Country profiles
The latest country profiles from Real Estate Investment Times
Kelly O’Hara and Conor Houlihan of Dillon Eustace discuss the Irish market post-Brexit, and give an update on non-performing loans available in the region
Between Brexit and post-crisis recovery, Frankfurt’s office sector is booming, with particular interest coming from the world’s financial institutions, according to Andreas Krone and Lenny Lemler of NAI apollo
Asset Servicing Times

Visit our sister site
for all the latest asset servicing news and analysis

assetservicingtimes.com
Africa has long been coveted as the land of real estate opportunity, but more needs to be done at a local level to break the market, heard attendees at the Second West African Real Estate Forum in London
Callum Young of Savills tells Mark Dugdale why South Korea’s real estate market is attracting both domestic and international attention
UBS Asset Management Global Real Estate has launched a new business initiative in Brazil, in partnership with Brazilian consultancy Real Estate Capital. Senior adviser Miose Politi explains
A member of the EU since 2007, Romania boasts a property market that has been on the up ever since. Liviu Tudor of the Romanian Association of Building Owners explains
Alternative allocations are becoming mainstream for institutional investors, and Canadian companies are leading the pack, says Claire Johnson of CIBC Mellon
Amid cross-border restrictions and tightened belts, Luxembourg’s kingdom of real estate investment won’t be crumbling any time soon
Features
The latest features from Real Estate Investment Times
Leo Civelli, CEO of Duff & Phelps Real Estate Advisory Group, discusses the effects of Brexit in the UK, further challenges facing the European markets, and the opportunities that lie in the non-performing loan space
The UK is coming to the end of a turbulent year for real estate, but Paresh Raja of MFS predicts a positive 2018 for those looking to expand their property portfolios
Join Our Newsletter

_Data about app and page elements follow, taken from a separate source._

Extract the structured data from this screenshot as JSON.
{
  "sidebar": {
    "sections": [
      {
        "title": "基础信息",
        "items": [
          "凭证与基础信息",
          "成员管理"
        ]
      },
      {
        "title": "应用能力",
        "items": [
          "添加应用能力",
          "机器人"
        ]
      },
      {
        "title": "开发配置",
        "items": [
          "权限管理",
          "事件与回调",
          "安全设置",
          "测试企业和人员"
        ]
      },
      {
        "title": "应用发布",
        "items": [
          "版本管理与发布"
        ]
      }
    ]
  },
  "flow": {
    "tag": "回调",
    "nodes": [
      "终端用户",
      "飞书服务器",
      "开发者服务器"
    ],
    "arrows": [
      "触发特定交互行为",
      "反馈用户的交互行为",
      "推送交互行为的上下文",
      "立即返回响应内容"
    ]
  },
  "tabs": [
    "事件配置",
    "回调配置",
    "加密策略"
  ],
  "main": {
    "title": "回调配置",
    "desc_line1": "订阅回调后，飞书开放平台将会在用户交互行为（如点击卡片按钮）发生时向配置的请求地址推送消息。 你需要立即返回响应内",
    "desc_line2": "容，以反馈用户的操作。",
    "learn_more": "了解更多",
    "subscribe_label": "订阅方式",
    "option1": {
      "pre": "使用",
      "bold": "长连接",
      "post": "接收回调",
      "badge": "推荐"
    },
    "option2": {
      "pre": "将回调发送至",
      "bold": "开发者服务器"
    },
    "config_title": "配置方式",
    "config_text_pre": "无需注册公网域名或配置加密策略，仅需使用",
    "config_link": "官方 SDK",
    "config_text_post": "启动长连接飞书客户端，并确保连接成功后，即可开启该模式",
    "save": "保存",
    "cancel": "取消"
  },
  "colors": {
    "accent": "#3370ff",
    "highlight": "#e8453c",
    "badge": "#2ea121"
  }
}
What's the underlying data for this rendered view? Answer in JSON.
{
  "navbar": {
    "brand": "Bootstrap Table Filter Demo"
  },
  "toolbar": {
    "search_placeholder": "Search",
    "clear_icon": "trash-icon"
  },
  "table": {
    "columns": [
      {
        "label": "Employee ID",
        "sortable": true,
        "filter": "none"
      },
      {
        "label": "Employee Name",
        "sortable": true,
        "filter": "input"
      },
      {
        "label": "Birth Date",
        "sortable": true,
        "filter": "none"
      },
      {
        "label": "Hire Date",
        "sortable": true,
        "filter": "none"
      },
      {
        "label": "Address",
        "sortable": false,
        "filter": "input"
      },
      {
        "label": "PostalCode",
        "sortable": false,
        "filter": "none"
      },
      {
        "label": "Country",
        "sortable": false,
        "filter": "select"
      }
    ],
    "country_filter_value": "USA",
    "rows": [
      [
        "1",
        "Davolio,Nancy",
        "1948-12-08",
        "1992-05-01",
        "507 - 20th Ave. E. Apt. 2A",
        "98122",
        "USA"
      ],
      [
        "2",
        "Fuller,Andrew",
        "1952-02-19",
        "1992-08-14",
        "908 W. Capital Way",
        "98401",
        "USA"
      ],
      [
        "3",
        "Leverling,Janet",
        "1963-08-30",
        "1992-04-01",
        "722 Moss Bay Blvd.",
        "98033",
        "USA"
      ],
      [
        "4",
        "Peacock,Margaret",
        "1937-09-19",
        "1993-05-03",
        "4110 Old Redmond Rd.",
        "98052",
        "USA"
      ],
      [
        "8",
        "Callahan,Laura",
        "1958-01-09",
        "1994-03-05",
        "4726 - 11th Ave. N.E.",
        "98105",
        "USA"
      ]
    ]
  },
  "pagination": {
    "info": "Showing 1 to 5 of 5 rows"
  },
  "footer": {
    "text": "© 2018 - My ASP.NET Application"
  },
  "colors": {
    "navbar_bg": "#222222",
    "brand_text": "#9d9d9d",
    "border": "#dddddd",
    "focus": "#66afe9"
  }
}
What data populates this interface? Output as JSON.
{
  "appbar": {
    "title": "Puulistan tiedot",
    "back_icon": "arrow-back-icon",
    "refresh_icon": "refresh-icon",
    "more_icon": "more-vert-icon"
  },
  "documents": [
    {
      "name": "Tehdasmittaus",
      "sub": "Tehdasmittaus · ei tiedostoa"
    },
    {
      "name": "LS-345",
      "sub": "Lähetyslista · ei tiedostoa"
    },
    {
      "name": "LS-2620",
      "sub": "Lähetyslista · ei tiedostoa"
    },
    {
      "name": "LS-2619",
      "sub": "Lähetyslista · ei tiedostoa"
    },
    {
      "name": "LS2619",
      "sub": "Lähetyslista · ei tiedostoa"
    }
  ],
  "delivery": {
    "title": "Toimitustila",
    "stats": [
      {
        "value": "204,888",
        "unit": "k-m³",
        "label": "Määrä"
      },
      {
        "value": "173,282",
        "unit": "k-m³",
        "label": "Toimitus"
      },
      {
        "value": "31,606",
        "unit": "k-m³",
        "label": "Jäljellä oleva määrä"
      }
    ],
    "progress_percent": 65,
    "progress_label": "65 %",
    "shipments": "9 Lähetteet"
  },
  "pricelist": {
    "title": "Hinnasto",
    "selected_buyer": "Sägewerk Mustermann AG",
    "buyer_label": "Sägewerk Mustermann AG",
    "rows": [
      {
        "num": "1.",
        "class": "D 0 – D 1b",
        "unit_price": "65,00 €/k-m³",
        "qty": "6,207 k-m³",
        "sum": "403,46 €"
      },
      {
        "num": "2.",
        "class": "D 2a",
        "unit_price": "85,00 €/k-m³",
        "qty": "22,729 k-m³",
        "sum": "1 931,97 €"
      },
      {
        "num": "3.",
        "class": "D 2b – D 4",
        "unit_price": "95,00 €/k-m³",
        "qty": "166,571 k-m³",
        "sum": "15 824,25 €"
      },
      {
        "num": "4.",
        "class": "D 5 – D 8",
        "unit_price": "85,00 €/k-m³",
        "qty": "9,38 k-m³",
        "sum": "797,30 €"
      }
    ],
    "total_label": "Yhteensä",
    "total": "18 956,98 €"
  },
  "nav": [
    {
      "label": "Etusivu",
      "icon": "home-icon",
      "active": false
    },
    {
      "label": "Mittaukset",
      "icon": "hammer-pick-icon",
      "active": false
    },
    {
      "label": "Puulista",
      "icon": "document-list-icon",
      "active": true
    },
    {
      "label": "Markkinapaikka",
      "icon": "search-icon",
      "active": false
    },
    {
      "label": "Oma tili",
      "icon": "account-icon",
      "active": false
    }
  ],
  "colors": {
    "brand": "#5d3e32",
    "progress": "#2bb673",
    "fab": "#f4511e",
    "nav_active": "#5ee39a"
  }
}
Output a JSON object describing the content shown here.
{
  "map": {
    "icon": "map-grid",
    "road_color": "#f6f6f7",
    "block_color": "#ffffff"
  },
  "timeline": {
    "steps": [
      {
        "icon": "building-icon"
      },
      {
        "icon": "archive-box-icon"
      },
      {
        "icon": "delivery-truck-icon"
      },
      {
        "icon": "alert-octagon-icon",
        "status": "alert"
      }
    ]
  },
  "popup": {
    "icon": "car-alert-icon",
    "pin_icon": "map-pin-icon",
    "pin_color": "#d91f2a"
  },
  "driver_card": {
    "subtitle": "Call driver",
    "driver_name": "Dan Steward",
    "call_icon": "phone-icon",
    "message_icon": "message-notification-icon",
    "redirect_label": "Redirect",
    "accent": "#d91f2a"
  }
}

Sign up today and never
miss the latest news or an issue again

Subscribe now
In the US, Regulation A has opened up doors for real estate companies and investors of all types, says Robert Kaplan of HC Government Realty Trust
International institutional investors want in on the private rented sector in the UK, says independent property expert Sam Collins
Alternatives continue to see rising demand from institutional investors in the Canadian marketplace. Tim Rourke, vice president of pensions and asset owners at CIBC Mellon, discusses how the country is well placed to meet it
Fund managers expect the private real estate industry to grow over the next three years, but Preqin’s Oliver Senchal warns against market consolidation
New regulations from the ECB have given real estate investors a lot to think about in the non-performing loans market, but appetite remains strong. Theo Andrew reports
Paul Conroy, real assets director at Aztec discusses the relationships behind co-investing and explains why it’s important to make sure it’s not just a marriage of convenience
Interviews
The latest interviews from Real Estate Investment Times